++++ Provided entries

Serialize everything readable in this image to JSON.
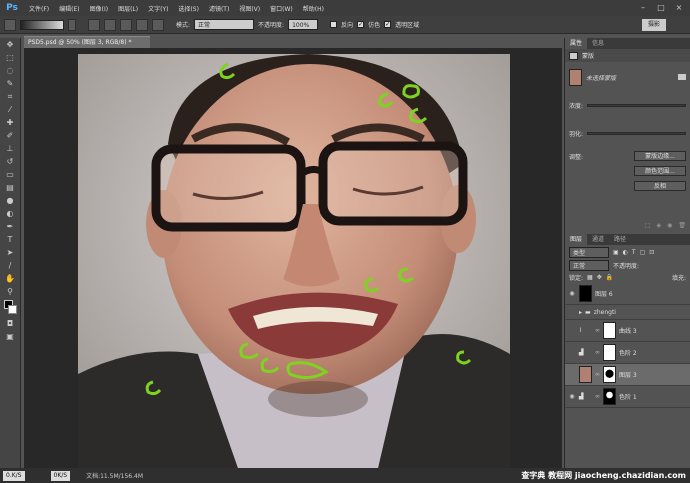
{
  "app": {
    "logo": "Ps",
    "menus": [
      "文件(F)",
      "编辑(E)",
      "图像(I)",
      "图层(L)",
      "文字(Y)",
      "选择(S)",
      "滤镜(T)",
      "视图(V)",
      "窗口(W)",
      "帮助(H)"
    ],
    "window_controls": [
      "–",
      "□",
      "×"
    ]
  },
  "options_bar": {
    "mode_label": "模式:",
    "mode_value": "正常",
    "opacity_label": "不透明度:",
    "opacity_value": "100%",
    "reverse_label": "反向",
    "dither_label": "仿色",
    "transparency_label": "透明区域",
    "workspace_button": "摄影"
  },
  "document": {
    "tab_title": "PSD5.psd @ 50% (图层 3, RGB/8) *"
  },
  "status_bar": {
    "zoom_left": "0.K/S",
    "zoom_right": "0K/S",
    "doc_info": "文档:11.5M/156.4M"
  },
  "properties_panel": {
    "tabs": [
      "属性",
      "信息"
    ],
    "title": "蒙版",
    "mask_label": "未选择蒙版",
    "density_label": "浓度:",
    "feather_label": "羽化:",
    "adjust_label": "调整:",
    "buttons": [
      "蒙版边缘...",
      "颜色范围...",
      "反相"
    ]
  },
  "layers_panel": {
    "tabs": [
      "图层",
      "通道",
      "路径"
    ],
    "filter_label": "类型",
    "blend_mode": "正常",
    "opacity_label": "不透明度:",
    "lock_label": "锁定:",
    "fill_label": "填充:",
    "layers": [
      {
        "name": "图层 6",
        "type": "normal",
        "visible": true,
        "selected": false
      },
      {
        "name": "zhengti",
        "type": "group",
        "visible": false,
        "selected": false
      },
      {
        "name": "曲线 3",
        "type": "adjustment",
        "visible": false,
        "selected": false
      },
      {
        "name": "色阶 2",
        "type": "adjustment",
        "visible": false,
        "selected": false
      },
      {
        "name": "图层 3",
        "type": "photo",
        "visible": false,
        "selected": true
      },
      {
        "name": "色阶 1",
        "type": "adjustment",
        "visible": true,
        "selected": false
      }
    ]
  },
  "watermark": "查字典 教程网 jiaocheng.chazidian.com",
  "colors": {
    "annotation_green": "#7ed321",
    "accent_blue": "#5bb3ff"
  }
}
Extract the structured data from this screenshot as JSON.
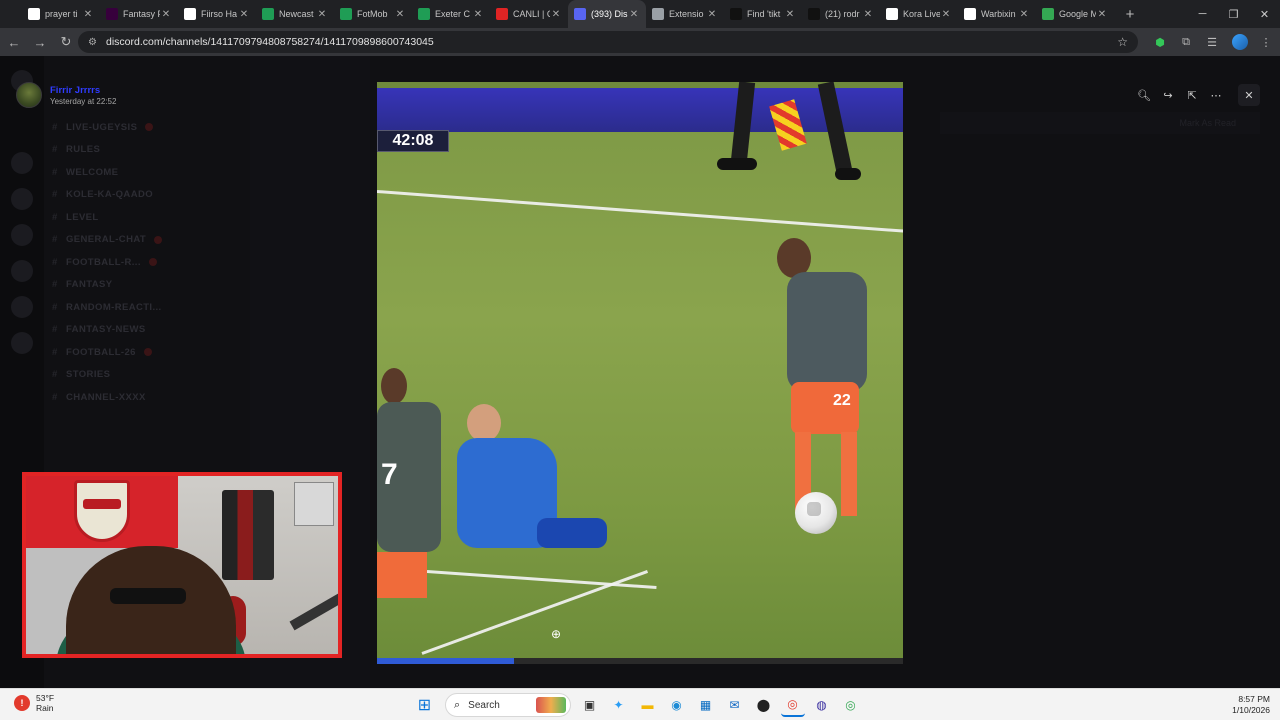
{
  "browser": {
    "tabs": [
      {
        "label": "prayer ti",
        "color": "#ffffff"
      },
      {
        "label": "Fantasy P",
        "color": "#37003c"
      },
      {
        "label": "Fiirso Ha",
        "color": "#ffffff"
      },
      {
        "label": "Newcast",
        "color": "#1f9d55"
      },
      {
        "label": "FotMob",
        "color": "#1f9d55"
      },
      {
        "label": "Exeter C",
        "color": "#1f9d55"
      },
      {
        "label": "CANLI | C",
        "color": "#e02424"
      },
      {
        "label": "(393) Dis",
        "color": "#5865f2"
      },
      {
        "label": "Extensio",
        "color": "#9aa0a6"
      },
      {
        "label": "Find 'tikt",
        "color": "#111111"
      },
      {
        "label": "(21) rodr",
        "color": "#111111"
      },
      {
        "label": "Kora Live",
        "color": "#ffffff"
      },
      {
        "label": "Warbixin",
        "color": "#ffffff"
      },
      {
        "label": "Google M",
        "color": "#34a853"
      }
    ],
    "active_tab_index": 7,
    "url": "discord.com/channels/1411709794808758274/1411709898600743045"
  },
  "discord": {
    "channels": [
      "LIVE-UGEYSIS",
      "RULES",
      "WELCOME",
      "KOLE-KA-QAADO",
      "LEVEL",
      "GENERAL-CHAT",
      "FOOTBALL-R...",
      "FANTASY",
      "RANDOM-REACTI...",
      "FANTASY-NEWS",
      "FOOTBALL-26",
      "STORIES",
      "CHANNEL-XXXX"
    ],
    "jump_label": "Mark As Read"
  },
  "viewer": {
    "poster_name": "Firrir Jrrrrs",
    "posted_time": "Yesterday at 22:52",
    "video_clock": "42:08",
    "progress": 0.26,
    "tools": {
      "zoom": "zoom-in-icon",
      "share": "share-arrow-icon",
      "open": "open-external-icon",
      "more": "ellipsis-icon",
      "close": "close-icon"
    }
  },
  "taskbar": {
    "weather_temp": "53°F",
    "weather_desc": "Rain",
    "weather_badge": "!",
    "search_label": "Search",
    "time": "8:57 PM",
    "date": "1/10/2026"
  },
  "colors": {
    "accent_discord": "#5865f2",
    "webcam_border": "#e32424",
    "progress_fill": "#2f5bd6"
  }
}
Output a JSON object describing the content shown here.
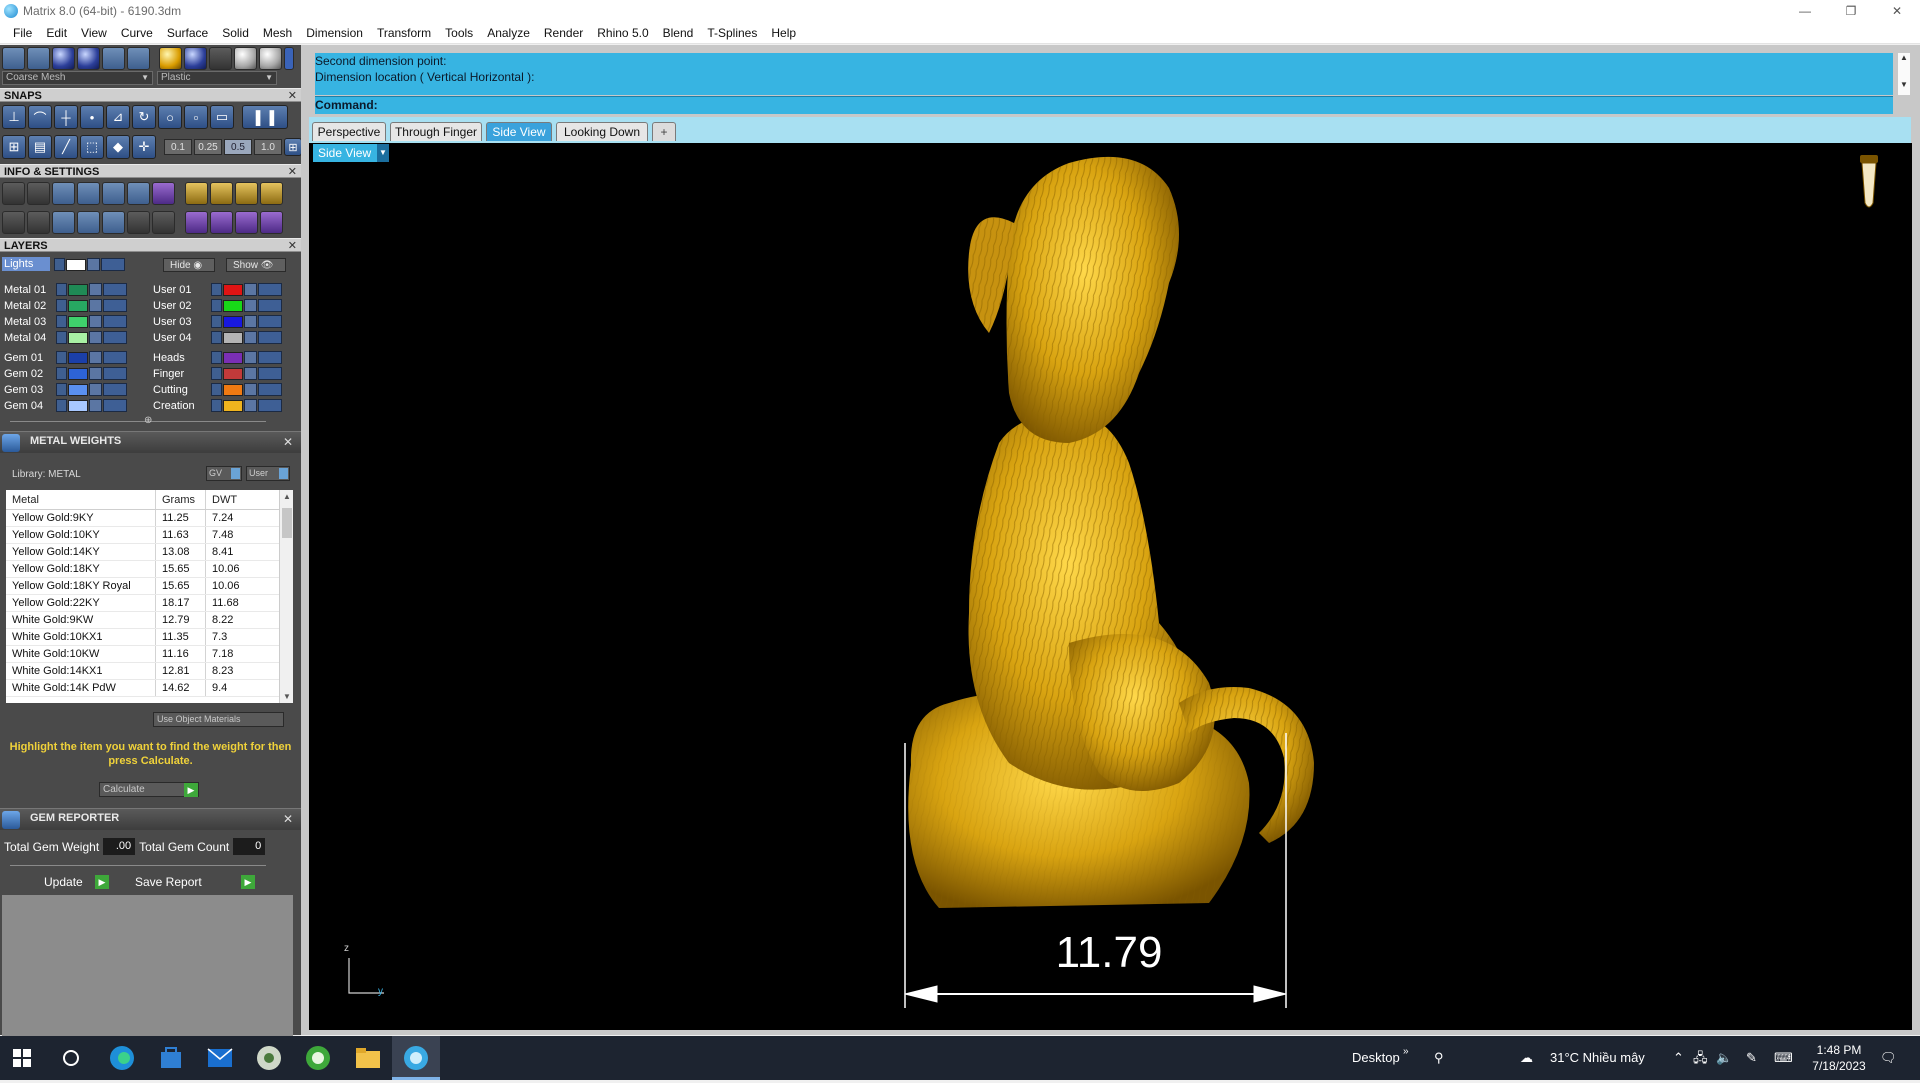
{
  "window": {
    "title": "Matrix 8.0 (64-bit) - 6190.3dm",
    "minimize": "—",
    "restore": "❐",
    "close": "✕"
  },
  "menu": [
    "File",
    "Edit",
    "View",
    "Curve",
    "Surface",
    "Solid",
    "Mesh",
    "Dimension",
    "Transform",
    "Tools",
    "Analyze",
    "Render",
    "Rhino 5.0",
    "Blend",
    "T-Splines",
    "Help"
  ],
  "toolbar": {
    "mesh_quality": "Coarse Mesh",
    "material": "Plastic"
  },
  "snaps": {
    "title": "SNAPS",
    "values": [
      "0.1",
      "0.25",
      "0.5",
      "1.0"
    ]
  },
  "info_settings": {
    "title": "INFO & SETTINGS"
  },
  "layers": {
    "title": "LAYERS",
    "lights_label": "Lights",
    "hide_label": "Hide",
    "show_label": "Show",
    "left": [
      {
        "name": "Metal 01",
        "color": "#1f8a55"
      },
      {
        "name": "Metal 02",
        "color": "#27a862"
      },
      {
        "name": "Metal 03",
        "color": "#3fd06c"
      },
      {
        "name": "Metal 04",
        "color": "#a8f0a4"
      },
      {
        "name": "Gem 01",
        "color": "#1b3fa8"
      },
      {
        "name": "Gem 02",
        "color": "#2d63d6"
      },
      {
        "name": "Gem 03",
        "color": "#5a90f0"
      },
      {
        "name": "Gem 04",
        "color": "#a8c8ff"
      }
    ],
    "right": [
      {
        "name": "User 01",
        "color": "#e01414"
      },
      {
        "name": "User 02",
        "color": "#18d818"
      },
      {
        "name": "User 03",
        "color": "#1818e0"
      },
      {
        "name": "User 04",
        "color": "#b4b4b4"
      },
      {
        "name": "Heads",
        "color": "#7a2fb4"
      },
      {
        "name": "Finger",
        "color": "#c23a3a"
      },
      {
        "name": "Cutting",
        "color": "#f07a12"
      },
      {
        "name": "Creation",
        "color": "#f0b41e"
      }
    ]
  },
  "metal_weights": {
    "title": "METAL WEIGHTS",
    "library": "Library: METAL",
    "btn_gv": "GV",
    "btn_user": "User",
    "columns": [
      "Metal",
      "Grams",
      "DWT"
    ],
    "rows": [
      [
        "Yellow Gold:9KY",
        "11.25",
        "7.24"
      ],
      [
        "Yellow Gold:10KY",
        "11.63",
        "7.48"
      ],
      [
        "Yellow Gold:14KY",
        "13.08",
        "8.41"
      ],
      [
        "Yellow Gold:18KY",
        "15.65",
        "10.06"
      ],
      [
        "Yellow Gold:18KY Royal",
        "15.65",
        "10.06"
      ],
      [
        "Yellow Gold:22KY",
        "18.17",
        "11.68"
      ],
      [
        "White Gold:9KW",
        "12.79",
        "8.22"
      ],
      [
        "White Gold:10KX1",
        "11.35",
        "7.3"
      ],
      [
        "White Gold:10KW",
        "11.16",
        "7.18"
      ],
      [
        "White Gold:14KX1",
        "12.81",
        "8.23"
      ],
      [
        "White Gold:14K PdW",
        "14.62",
        "9.4"
      ]
    ],
    "use_object_materials": "Use Object Materials",
    "hint": "Highlight the item you want to find the weight for then press Calculate.",
    "calculate": "Calculate"
  },
  "gem_reporter": {
    "title": "GEM REPORTER",
    "total_weight_label": "Total Gem Weight",
    "total_weight": ".00",
    "total_count_label": "Total Gem Count",
    "total_count": "0",
    "update": "Update",
    "save_report": "Save Report"
  },
  "command": {
    "history": [
      "Second dimension point:",
      "Dimension location ( Vertical  Horizontal ):"
    ],
    "prompt": "Command:"
  },
  "tabs": [
    "Perspective",
    "Through Finger",
    "Side View",
    "Looking Down",
    "+"
  ],
  "active_tab": "Side View",
  "viewport": {
    "label": "Side View",
    "dimension": "11.79",
    "axis_z": "z",
    "axis_y": "y"
  },
  "taskbar": {
    "desktop": "Desktop",
    "chevron": "»",
    "weather": "31°C  Nhiều mây",
    "time": "1:48 PM",
    "date": "7/18/2023"
  },
  "colors": {
    "command_bg": "#37b4e2",
    "gold": "#d4a017",
    "panel_bg": "#4a4a4a",
    "hint_yellow": "#f0d23a"
  }
}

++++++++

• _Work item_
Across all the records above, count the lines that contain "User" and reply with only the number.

• _Answer box_
5